───── PROVIDED INFORMATION

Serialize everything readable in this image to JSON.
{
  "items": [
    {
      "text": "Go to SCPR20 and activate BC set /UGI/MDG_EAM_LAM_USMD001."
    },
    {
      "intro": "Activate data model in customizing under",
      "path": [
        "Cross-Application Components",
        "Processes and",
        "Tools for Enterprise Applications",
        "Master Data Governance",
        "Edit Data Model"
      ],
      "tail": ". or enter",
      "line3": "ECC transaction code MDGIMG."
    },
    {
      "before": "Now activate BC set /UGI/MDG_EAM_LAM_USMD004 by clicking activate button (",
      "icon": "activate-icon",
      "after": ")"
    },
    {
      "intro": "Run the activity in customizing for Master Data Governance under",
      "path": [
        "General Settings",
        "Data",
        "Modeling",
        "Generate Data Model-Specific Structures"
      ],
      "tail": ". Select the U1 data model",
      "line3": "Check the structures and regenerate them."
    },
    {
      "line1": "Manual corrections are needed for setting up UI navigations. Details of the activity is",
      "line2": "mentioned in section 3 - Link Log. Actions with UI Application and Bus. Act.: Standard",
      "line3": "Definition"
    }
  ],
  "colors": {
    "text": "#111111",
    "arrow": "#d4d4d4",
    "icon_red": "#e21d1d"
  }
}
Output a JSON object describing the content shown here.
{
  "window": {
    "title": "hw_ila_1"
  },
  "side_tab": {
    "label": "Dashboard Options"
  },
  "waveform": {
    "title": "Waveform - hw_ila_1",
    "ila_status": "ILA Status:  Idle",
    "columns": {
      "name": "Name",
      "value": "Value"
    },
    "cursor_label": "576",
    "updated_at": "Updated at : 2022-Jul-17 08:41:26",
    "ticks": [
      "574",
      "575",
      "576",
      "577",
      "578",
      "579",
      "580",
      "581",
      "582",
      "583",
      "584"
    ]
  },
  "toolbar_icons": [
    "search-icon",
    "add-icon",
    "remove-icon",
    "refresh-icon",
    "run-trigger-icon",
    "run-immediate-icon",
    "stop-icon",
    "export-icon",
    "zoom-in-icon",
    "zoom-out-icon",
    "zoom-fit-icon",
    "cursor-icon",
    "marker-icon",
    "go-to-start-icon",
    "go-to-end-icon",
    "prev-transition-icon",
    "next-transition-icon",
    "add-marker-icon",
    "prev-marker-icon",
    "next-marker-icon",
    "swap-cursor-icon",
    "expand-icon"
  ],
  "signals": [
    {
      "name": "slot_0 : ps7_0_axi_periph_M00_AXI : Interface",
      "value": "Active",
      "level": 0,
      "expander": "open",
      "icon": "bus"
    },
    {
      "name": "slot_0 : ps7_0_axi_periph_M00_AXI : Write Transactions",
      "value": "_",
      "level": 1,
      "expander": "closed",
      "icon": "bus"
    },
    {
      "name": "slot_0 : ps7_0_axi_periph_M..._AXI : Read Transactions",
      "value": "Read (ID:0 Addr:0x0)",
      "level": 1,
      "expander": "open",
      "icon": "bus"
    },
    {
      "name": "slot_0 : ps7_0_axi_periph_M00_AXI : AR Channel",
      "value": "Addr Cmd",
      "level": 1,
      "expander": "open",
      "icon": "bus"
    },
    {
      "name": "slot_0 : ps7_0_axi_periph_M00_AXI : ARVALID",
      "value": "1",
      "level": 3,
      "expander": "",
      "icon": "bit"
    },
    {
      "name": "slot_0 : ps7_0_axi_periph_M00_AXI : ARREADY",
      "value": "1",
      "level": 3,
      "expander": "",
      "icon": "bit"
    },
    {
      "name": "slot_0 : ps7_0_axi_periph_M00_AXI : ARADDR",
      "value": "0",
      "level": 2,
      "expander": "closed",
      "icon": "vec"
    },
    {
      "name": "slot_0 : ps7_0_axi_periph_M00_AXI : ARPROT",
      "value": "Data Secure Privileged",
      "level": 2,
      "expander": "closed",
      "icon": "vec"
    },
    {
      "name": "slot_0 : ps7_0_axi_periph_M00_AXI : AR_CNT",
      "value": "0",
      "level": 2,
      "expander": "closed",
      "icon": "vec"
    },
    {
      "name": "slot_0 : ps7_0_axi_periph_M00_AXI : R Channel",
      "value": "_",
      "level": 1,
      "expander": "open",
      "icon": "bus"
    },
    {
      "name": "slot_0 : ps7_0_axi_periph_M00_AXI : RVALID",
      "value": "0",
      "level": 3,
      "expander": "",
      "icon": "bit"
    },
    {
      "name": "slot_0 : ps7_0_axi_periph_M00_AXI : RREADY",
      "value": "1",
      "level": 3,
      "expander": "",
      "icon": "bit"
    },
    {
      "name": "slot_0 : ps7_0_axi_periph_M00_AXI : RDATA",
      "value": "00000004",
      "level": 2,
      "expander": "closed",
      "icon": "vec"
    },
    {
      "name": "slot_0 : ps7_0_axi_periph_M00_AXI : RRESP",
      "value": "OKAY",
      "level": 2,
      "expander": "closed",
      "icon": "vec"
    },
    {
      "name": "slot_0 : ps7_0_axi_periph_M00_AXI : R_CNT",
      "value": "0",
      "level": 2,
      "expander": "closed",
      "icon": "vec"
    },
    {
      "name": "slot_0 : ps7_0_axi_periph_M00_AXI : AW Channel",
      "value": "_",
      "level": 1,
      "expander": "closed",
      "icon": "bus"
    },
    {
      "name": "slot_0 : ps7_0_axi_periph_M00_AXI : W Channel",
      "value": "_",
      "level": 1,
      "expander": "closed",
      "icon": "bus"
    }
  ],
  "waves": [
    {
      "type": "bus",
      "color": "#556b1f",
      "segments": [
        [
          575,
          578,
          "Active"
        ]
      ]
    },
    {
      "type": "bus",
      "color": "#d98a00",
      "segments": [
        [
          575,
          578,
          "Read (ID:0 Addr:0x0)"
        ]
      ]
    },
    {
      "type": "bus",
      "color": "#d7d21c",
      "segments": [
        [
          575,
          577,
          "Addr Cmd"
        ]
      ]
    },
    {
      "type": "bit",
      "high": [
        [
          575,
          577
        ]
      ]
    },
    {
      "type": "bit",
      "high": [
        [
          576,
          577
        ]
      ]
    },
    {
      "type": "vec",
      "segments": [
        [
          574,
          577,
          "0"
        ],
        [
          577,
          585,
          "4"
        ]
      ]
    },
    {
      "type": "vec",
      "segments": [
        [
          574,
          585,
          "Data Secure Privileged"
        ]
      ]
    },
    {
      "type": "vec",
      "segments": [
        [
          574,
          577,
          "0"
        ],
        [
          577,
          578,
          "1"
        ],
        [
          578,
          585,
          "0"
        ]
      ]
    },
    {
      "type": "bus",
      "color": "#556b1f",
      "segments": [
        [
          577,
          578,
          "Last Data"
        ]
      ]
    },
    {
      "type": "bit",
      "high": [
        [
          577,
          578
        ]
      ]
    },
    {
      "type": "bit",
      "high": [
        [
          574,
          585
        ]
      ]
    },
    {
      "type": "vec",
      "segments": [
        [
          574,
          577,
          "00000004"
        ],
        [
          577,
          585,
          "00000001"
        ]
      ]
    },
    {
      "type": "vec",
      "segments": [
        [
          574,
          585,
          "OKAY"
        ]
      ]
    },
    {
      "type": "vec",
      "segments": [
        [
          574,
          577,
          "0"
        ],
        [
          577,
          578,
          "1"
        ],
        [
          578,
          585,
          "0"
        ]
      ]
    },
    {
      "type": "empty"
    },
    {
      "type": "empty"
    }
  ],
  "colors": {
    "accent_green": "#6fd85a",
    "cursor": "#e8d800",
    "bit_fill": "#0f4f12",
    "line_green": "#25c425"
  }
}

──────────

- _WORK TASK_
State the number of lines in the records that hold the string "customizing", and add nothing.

- _PROBLEM SOLUTION_
2